Tuesday, September 27, 2011

Behavioural Finance Class Experiment

Note: Below is intended to get some ideas going on good class-room experiments and not intended as a protocol for doing one. I will post at a later time on some existing experiments and also potential on some protocols if I can work some out. Suggestions welcome. 

Thinking of the following simple class experiment to illustrate both the efficient market hypothesis and the extent of overconfidence of being able to beat indices by lay people. Basic idea of the set up is below. Everything will be recorded anonymously though students will be able to identify themselves in the results session if they remember the stocks they picked.  Could potentially be conducted as a web survey, with the advantage that students would be able to look at the stock index in their own time and not have to remember the stocks.

1. Email the class a link to google finance and some simple instructions for how to look up prices of stocks on the NYSE.

2. Tell them that they will be asked to pick stocks on the NYSE in class as part of a classroom exercise. Tell them to write down the names of 12 stocks they would like to pick. (Hard to think of how to enforce this part without using online).

3. At start of class, hand each student a paper survey asking them to allocate a hypothetical 1000 dollars across 12 stocks in any proportion they wish. Tell them that they will hold this portfolio for one month at which stage it will be evaluated in terms of rate of return (excluding any dividends). Later these can be keyed into separate portfolios on the google finance toolbar.

4. Ask them how confident they are that they will outperform the overall market index for the NYSE

5. Ask them how confident they are that they will outperform the class average return

6. Elicit a few simple financial capability questions (and gender)

7. One month later:

- plot average rates of return across the class
- show correlation with degree of confidence of beating market; beating class average; gender and financial sophistication.

8. Basic prior is that picking 12 random stocks on the index should yield a normal distribution of average returns that are unrelated to any of the personal factors measured.


Dan said...

If the class has students from a range of disciplines it might be interesting to look at the responses across these. Those that are exposed to finance modules, and hence concepts like the EMH, might not earn a higher average return but they could show less overconfidence than others.

Liam Delaney said...

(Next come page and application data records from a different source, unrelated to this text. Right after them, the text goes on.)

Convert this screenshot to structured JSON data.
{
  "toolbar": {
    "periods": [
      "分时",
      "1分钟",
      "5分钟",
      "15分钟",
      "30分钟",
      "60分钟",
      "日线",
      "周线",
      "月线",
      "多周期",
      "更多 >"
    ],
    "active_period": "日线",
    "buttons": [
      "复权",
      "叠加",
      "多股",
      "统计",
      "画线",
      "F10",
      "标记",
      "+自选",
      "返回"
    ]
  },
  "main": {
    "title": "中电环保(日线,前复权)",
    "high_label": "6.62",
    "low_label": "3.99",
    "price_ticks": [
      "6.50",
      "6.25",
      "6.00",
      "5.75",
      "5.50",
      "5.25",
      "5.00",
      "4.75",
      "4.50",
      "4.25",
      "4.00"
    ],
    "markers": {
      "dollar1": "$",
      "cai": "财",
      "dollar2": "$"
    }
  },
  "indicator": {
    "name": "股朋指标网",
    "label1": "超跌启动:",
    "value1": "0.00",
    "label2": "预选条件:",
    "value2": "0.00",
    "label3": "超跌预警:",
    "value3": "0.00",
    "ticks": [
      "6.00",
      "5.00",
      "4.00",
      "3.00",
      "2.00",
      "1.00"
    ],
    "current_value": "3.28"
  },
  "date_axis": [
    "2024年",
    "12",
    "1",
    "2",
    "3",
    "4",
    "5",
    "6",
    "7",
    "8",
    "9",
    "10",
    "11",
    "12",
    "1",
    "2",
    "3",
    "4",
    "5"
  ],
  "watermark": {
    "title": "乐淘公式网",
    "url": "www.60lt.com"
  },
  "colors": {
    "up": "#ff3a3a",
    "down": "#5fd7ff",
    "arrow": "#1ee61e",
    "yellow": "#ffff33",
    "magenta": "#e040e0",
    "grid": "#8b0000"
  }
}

Thanks - yes, that would be interesting. There is a big literature on whether economics students act differently to other students and whether it is due to selection or due to the nature of the training (a bit of both, as you might expect). There is also an interesting literature on whether training can reduce biases. As you correctly point out, we dont expect that economics students should be able to do better in this case given the nature of the task. But there might be set-ups (e.g. when you allow them to choose the number of stocks or have different asset classes) where they might generate less risky returns around a given mean.